Your objective:
Repeat the lines of the data exactly and exclude any picture among them.

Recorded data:
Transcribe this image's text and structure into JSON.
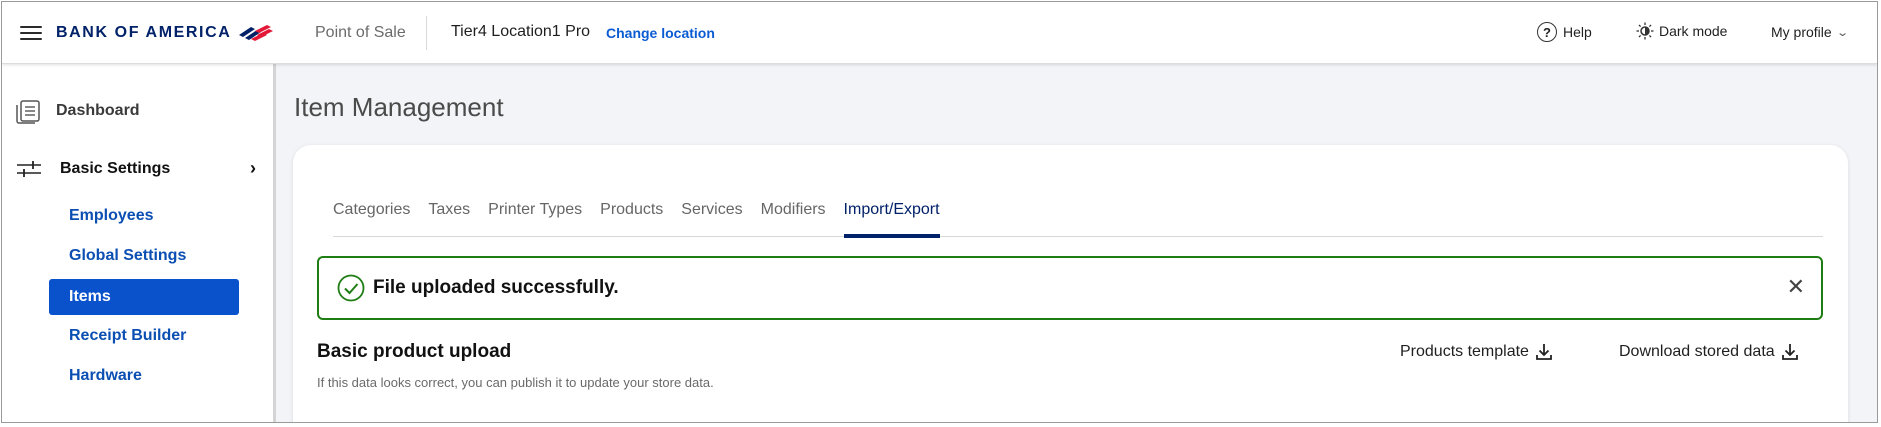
{
  "header": {
    "brand": "BANK OF AMERICA",
    "app_name": "Point of Sale",
    "location": "Tier4 Location1 Pro",
    "change_location": "Change location",
    "help": "Help",
    "dark_mode": "Dark mode",
    "profile": "My profile"
  },
  "sidebar": {
    "dashboard": "Dashboard",
    "basic_settings": "Basic Settings",
    "items": [
      {
        "label": "Employees",
        "active": false
      },
      {
        "label": "Global Settings",
        "active": false
      },
      {
        "label": "Items",
        "active": true
      },
      {
        "label": "Receipt Builder",
        "active": false
      },
      {
        "label": "Hardware",
        "active": false
      }
    ]
  },
  "main": {
    "title": "Item Management",
    "tabs": [
      {
        "label": "Categories",
        "active": false
      },
      {
        "label": "Taxes",
        "active": false
      },
      {
        "label": "Printer Types",
        "active": false
      },
      {
        "label": "Products",
        "active": false
      },
      {
        "label": "Services",
        "active": false
      },
      {
        "label": "Modifiers",
        "active": false
      },
      {
        "label": "Import/Export",
        "active": true
      }
    ],
    "alert": {
      "message": "File uploaded successfully.",
      "color": "#1e7e14"
    },
    "section": {
      "title": "Basic product upload",
      "subtitle": "If this data looks correct, you can publish it to update your store data.",
      "products_template": "Products template",
      "download_stored": "Download stored data"
    }
  },
  "colors": {
    "brand_navy": "#012169",
    "brand_red": "#e31837",
    "link_blue": "#0b5bd3",
    "active_blue": "#0a52cc",
    "success_green": "#1e7e14"
  }
}
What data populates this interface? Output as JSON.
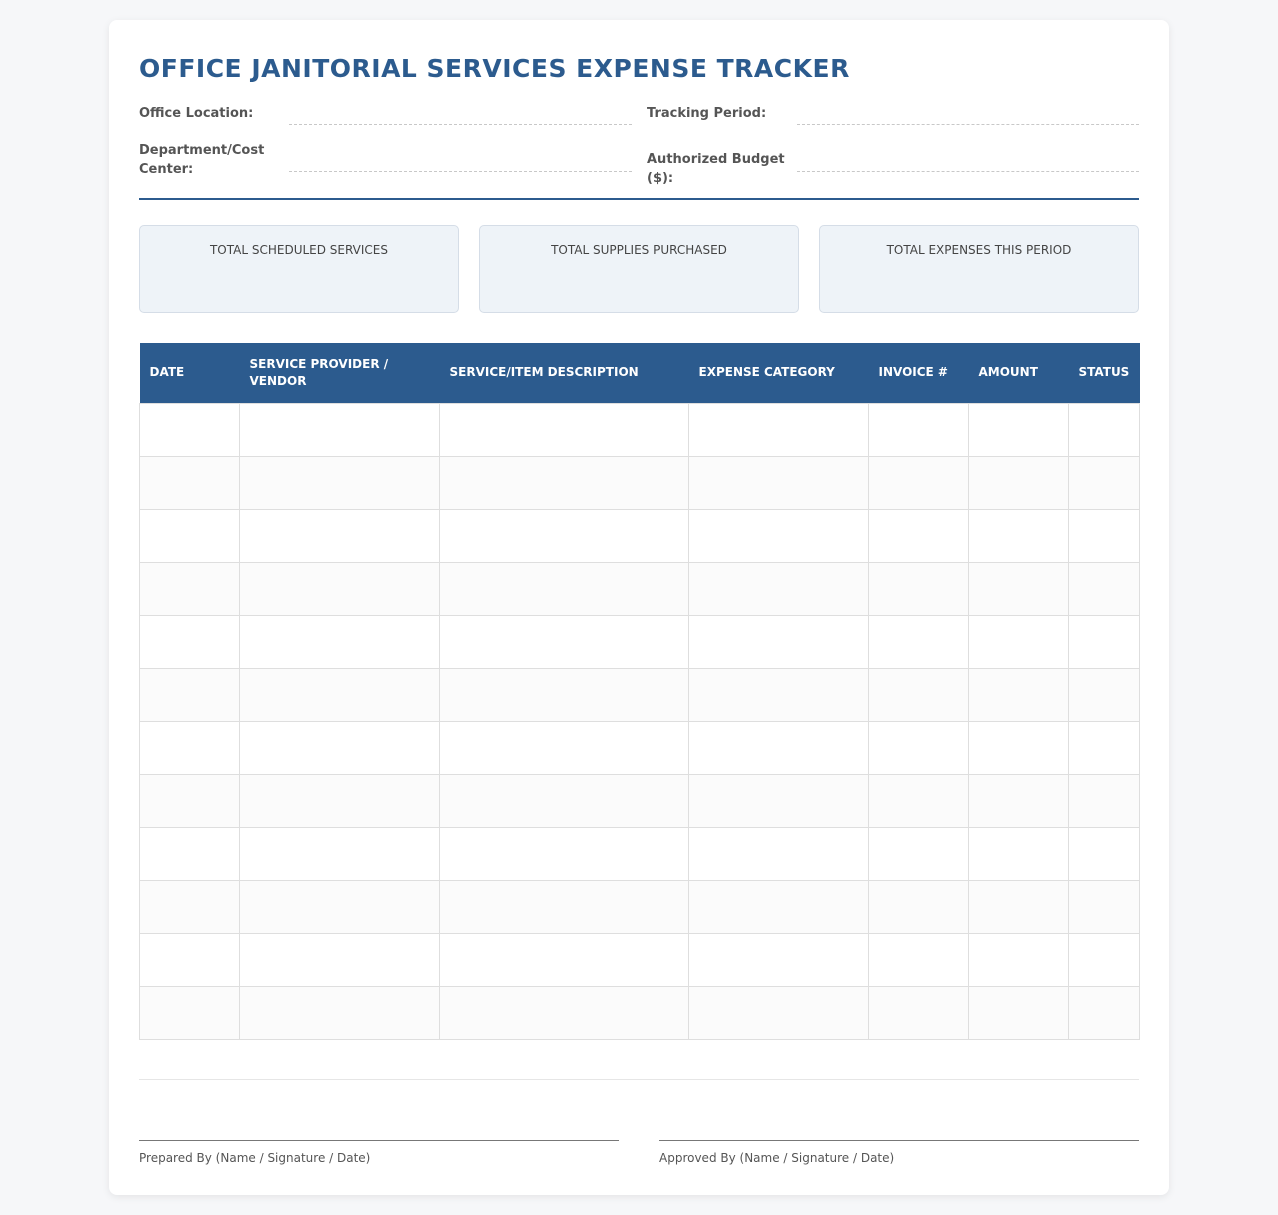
{
  "document": {
    "title": "OFFICE JANITORIAL SERVICES EXPENSE TRACKER"
  },
  "fields": {
    "office_location": "Office Location:",
    "tracking_period": "Tracking Period:",
    "department": "Department/Cost Center:",
    "authorized_budget": "Authorized Budget ($):"
  },
  "summary": [
    {
      "label": "TOTAL SCHEDULED SERVICES"
    },
    {
      "label": "TOTAL SUPPLIES PURCHASED"
    },
    {
      "label": "TOTAL EXPENSES THIS PERIOD"
    }
  ],
  "table": {
    "headers": [
      "DATE",
      "SERVICE PROVIDER / VENDOR",
      "SERVICE/ITEM DESCRIPTION",
      "EXPENSE CATEGORY",
      "INVOICE #",
      "AMOUNT",
      "STATUS"
    ]
  },
  "signatures": {
    "prepared_by": "Prepared By (Name / Signature / Date)",
    "approved_by": "Approved By (Name / Signature / Date)"
  }
}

Finished task:
Transcribe this image's text and structure into JSON.
{
  "header": {
    "brand": "BANK OF AMERICA",
    "app_name": "Point of Sale",
    "location": "Tier4 Location1 Pro",
    "change_location": "Change location",
    "help": "Help",
    "dark_mode": "Dark mode",
    "profile": "My profile"
  },
  "sidebar": {
    "dashboard": "Dashboard",
    "basic_settings": "Basic Settings",
    "items": [
      {
        "label": "Employees",
        "active": false
      },
      {
        "label": "Global Settings",
        "active": false
      },
      {
        "label": "Items",
        "active": true
      },
      {
        "label": "Receipt Builder",
        "active": false
      },
      {
        "label": "Hardware",
        "active": false
      }
    ]
  },
  "main": {
    "title": "Item Management",
    "tabs": [
      {
        "label": "Categories",
        "active": false
      },
      {
        "label": "Taxes",
        "active": false
      },
      {
        "label": "Printer Types",
        "active": false
      },
      {
        "label": "Products",
        "active": false
      },
      {
        "label": "Services",
        "active": false
      },
      {
        "label": "Modifiers",
        "active": false
      },
      {
        "label": "Import/Export",
        "active": true
      }
    ],
    "alert": {
      "message": "File uploaded successfully.",
      "color": "#1e7e14"
    },
    "section": {
      "title": "Basic product upload",
      "subtitle": "If this data looks correct, you can publish it to update your store data.",
      "products_template": "Products template",
      "download_stored": "Download stored data"
    }
  },
  "colors": {
    "brand_navy": "#012169",
    "brand_red": "#e31837",
    "link_blue": "#0b5bd3",
    "active_blue": "#0a52cc",
    "success_green": "#1e7e14"
  }
}
What data populates this interface? Output as JSON.
{
  "document": {
    "title": "OFFICE JANITORIAL SERVICES EXPENSE TRACKER"
  },
  "fields": {
    "office_location": "Office Location:",
    "tracking_period": "Tracking Period:",
    "department": "Department/Cost Center:",
    "authorized_budget": "Authorized Budget ($):"
  },
  "summary": [
    {
      "label": "TOTAL SCHEDULED SERVICES"
    },
    {
      "label": "TOTAL SUPPLIES PURCHASED"
    },
    {
      "label": "TOTAL EXPENSES THIS PERIOD"
    }
  ],
  "table": {
    "headers": [
      "DATE",
      "SERVICE PROVIDER / VENDOR",
      "SERVICE/ITEM DESCRIPTION",
      "EXPENSE CATEGORY",
      "INVOICE #",
      "AMOUNT",
      "STATUS"
    ]
  },
  "signatures": {
    "prepared_by": "Prepared By (Name / Signature / Date)",
    "approved_by": "Approved By (Name / Signature / Date)"
  }
}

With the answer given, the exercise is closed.